Georg Guillemin’s visionary approach to the work of Western novelist Cormac McCarthy combines an overall survey of McCarthy’s eight novels in print with a comprehensive analysis of the author’s evolving ecopastoralism. Using in-depth textual interpretations, Guillemin argues that even McCarthy’s early work is characterized by traditional nostalgia for a lost pastoral order than by a radically egalitarian land ethic that prefigures today’s ecopastoral tendencies in Western American writing. The study shows that more than any of the other landscapes evoked by McCarthy, the Southwestern desert becomes the stage for his dramatizations of a wild sense of the pastoral. McCarthy’s fourth novel, Suttree, which is the only one set inside an urban environment, is used in the introductory chapter to discuss the relevant compositional aspects of his fiction and the methodology of the chapters to come. The main part of the study devotes chapters to McCarthy’s Southern novels, his keystone work Blood Meridian, and the Western novels known as the Border Trilogy. The concluding chapter discusses the broader context of American pastoralism and suggests that McCarthy’s ecopastoralism is animistic rather than environmentalist in character. Guillemin shows that the very popular Border Trilogy takes McCarthy’s ecopastoralism to its culmination, although this is often overlooked precisely because of the simplicity of the plots—picaresque quests.

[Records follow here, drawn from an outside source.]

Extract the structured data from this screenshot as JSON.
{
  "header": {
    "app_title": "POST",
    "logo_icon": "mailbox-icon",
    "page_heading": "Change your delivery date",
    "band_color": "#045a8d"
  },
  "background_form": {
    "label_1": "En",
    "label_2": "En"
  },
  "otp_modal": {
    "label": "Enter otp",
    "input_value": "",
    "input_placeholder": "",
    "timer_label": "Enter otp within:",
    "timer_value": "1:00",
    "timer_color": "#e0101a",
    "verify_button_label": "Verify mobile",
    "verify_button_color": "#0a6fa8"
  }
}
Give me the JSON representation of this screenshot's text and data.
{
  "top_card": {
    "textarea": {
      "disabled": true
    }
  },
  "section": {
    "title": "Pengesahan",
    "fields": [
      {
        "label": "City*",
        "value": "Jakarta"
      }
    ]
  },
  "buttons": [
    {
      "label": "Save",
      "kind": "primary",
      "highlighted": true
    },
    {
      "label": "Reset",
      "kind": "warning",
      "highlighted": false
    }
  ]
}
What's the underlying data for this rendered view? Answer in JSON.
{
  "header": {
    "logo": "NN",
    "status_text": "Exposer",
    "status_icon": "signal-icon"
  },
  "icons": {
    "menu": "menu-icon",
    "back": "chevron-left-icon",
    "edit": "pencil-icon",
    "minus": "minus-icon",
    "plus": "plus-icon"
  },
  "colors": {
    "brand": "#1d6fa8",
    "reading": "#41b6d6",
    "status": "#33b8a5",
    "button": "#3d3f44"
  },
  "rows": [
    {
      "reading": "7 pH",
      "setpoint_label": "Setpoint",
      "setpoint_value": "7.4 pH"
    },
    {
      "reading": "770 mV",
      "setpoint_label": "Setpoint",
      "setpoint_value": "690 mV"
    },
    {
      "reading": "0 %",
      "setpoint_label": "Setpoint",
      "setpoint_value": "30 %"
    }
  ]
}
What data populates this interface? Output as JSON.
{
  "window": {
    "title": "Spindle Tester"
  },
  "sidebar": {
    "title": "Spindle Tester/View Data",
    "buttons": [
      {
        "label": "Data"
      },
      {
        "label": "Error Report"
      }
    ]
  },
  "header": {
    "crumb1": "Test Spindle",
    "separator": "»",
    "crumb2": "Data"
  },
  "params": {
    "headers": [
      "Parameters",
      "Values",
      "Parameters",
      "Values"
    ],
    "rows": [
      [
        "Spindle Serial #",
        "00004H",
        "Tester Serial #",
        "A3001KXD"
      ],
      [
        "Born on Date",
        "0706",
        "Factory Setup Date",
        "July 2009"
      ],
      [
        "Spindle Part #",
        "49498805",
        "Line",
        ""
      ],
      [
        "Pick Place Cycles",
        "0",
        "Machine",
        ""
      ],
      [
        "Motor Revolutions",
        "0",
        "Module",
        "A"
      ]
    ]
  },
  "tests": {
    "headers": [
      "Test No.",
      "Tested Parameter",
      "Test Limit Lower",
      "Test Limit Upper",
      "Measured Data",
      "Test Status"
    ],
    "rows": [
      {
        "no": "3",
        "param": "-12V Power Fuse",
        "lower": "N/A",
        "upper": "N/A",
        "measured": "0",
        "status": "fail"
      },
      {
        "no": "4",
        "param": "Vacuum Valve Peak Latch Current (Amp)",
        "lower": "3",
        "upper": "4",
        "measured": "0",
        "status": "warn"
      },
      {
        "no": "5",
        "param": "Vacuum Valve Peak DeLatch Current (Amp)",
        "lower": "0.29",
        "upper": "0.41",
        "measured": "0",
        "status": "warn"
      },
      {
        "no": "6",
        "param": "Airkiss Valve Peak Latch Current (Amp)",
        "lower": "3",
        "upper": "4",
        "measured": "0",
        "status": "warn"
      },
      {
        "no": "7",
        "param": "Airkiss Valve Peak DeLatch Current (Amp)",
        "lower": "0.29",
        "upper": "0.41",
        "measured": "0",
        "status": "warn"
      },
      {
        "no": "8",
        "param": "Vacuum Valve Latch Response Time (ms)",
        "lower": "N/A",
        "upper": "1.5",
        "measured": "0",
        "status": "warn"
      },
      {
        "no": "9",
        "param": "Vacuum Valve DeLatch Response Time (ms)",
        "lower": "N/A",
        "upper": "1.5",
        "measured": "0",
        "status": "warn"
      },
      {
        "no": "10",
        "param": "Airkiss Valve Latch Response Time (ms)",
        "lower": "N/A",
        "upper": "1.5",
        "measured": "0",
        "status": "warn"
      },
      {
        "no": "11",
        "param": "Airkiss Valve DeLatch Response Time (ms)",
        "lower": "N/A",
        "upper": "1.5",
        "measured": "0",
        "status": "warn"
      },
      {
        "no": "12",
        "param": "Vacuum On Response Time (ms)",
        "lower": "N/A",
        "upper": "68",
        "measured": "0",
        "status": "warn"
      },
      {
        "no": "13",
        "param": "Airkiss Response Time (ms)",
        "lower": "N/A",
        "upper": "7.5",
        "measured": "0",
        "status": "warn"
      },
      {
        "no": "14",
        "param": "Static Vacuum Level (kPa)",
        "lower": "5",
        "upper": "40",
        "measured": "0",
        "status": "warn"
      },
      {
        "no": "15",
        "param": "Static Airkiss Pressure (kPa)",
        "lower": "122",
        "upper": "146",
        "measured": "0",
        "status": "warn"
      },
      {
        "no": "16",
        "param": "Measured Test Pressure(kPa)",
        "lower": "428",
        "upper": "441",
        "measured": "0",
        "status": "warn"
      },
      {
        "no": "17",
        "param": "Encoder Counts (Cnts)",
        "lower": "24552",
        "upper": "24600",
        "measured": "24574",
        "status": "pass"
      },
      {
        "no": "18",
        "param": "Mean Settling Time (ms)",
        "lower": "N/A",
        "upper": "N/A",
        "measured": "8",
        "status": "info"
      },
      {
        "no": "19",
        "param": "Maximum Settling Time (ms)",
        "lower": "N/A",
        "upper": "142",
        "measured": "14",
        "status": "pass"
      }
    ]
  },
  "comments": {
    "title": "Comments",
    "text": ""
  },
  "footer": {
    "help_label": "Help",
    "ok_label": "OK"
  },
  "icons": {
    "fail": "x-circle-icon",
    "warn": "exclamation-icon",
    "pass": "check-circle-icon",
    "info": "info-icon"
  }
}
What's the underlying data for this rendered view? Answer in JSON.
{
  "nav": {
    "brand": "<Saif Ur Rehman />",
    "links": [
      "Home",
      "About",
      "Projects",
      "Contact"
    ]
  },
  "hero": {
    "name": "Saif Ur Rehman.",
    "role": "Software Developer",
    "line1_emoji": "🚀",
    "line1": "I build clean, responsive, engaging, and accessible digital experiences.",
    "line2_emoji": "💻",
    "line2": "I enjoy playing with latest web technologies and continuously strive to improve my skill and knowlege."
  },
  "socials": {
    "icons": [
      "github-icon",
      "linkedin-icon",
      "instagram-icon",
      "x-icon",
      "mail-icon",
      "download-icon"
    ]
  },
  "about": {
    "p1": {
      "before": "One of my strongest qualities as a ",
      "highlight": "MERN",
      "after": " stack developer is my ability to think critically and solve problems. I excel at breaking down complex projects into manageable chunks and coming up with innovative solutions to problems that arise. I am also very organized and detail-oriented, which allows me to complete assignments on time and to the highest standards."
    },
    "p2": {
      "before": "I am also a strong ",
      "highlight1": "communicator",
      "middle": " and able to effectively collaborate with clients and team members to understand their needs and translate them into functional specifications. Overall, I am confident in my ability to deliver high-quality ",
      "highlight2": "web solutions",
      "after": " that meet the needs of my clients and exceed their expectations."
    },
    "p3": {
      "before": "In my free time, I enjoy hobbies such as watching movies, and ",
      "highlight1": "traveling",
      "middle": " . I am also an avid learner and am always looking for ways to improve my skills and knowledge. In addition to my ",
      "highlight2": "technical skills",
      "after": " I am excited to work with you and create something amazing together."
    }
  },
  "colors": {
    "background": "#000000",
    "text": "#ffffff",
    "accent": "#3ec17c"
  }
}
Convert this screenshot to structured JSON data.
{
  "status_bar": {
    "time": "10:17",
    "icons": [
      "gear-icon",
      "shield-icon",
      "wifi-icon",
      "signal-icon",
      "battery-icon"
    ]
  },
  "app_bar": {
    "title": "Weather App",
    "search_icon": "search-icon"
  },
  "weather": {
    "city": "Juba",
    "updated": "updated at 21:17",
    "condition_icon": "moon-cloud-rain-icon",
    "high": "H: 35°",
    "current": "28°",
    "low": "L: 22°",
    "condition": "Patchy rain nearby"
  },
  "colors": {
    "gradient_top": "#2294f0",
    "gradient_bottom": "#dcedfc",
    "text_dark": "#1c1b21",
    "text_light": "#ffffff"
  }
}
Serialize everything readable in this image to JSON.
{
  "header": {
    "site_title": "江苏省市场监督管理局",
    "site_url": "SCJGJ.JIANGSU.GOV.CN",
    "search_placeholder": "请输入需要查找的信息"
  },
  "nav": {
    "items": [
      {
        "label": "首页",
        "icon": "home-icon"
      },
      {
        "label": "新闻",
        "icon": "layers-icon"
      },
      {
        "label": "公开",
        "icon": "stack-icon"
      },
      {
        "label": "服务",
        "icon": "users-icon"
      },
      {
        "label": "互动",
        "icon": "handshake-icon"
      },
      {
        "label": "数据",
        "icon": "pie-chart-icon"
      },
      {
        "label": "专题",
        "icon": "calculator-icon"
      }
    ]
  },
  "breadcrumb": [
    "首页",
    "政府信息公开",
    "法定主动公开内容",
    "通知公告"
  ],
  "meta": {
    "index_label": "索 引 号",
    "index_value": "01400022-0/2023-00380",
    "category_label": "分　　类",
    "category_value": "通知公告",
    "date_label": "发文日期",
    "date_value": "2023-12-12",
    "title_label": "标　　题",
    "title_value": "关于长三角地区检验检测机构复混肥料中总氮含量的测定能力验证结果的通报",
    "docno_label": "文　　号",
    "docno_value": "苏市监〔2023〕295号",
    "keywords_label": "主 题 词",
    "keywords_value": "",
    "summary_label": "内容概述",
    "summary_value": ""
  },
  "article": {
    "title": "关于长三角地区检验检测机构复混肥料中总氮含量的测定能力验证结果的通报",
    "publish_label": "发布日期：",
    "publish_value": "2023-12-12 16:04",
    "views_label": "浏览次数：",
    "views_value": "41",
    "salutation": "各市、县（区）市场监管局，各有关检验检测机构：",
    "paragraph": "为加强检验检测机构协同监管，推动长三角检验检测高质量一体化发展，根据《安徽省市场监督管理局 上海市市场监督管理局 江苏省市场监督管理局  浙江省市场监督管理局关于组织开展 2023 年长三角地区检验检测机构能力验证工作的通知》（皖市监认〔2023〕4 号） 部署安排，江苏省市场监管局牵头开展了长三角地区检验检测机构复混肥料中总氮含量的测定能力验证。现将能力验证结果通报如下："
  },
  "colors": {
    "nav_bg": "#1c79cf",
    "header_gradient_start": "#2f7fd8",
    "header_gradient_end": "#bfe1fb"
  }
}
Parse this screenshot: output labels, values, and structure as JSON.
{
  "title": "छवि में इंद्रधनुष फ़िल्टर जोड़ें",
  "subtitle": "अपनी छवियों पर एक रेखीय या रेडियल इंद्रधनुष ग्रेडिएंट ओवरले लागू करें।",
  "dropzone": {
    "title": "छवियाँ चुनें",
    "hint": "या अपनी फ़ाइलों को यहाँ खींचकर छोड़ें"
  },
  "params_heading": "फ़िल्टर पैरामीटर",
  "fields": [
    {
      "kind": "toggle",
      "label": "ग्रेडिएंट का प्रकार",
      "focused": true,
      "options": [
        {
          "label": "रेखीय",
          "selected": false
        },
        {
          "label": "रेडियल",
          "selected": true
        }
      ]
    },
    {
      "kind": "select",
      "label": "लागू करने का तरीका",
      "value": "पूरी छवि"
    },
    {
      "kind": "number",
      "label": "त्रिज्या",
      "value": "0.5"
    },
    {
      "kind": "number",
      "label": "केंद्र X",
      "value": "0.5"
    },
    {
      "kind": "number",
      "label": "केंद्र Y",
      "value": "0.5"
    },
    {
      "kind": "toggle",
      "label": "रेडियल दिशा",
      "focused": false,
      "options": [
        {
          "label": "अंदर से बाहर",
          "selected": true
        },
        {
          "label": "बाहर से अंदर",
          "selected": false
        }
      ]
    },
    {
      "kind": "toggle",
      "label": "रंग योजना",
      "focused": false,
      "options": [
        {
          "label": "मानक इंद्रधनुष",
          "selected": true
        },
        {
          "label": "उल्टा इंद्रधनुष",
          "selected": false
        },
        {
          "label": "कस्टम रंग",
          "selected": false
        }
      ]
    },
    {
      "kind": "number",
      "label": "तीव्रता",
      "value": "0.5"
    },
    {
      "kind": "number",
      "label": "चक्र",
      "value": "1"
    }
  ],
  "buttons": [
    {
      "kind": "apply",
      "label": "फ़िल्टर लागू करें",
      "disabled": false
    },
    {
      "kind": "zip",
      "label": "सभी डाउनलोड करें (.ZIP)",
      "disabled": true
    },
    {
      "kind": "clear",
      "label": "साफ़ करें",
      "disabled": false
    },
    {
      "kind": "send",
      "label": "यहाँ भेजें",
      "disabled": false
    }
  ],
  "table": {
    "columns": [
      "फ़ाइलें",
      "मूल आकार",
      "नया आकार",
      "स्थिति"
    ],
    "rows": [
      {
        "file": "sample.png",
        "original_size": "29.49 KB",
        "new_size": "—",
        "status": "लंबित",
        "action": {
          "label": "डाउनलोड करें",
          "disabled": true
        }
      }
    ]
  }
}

As the trilogy arranges its plots as a search for a life of pastoral harmony (All the Pretty Horses), envisions a nomadic version of pastoral (The Crossing), and experiences the foreclosure of the pastoral vision anywhere (Cities of the Plain), the trilogy as a whole tacitly acknowledges the obsolescence of utopian pastoralism. Increasingly, man ceases to be the dominant focus of narration, so that the shift from an egocentric to an ecocentric sense of self marks both the heroes and narrators of McCarthy’s novels.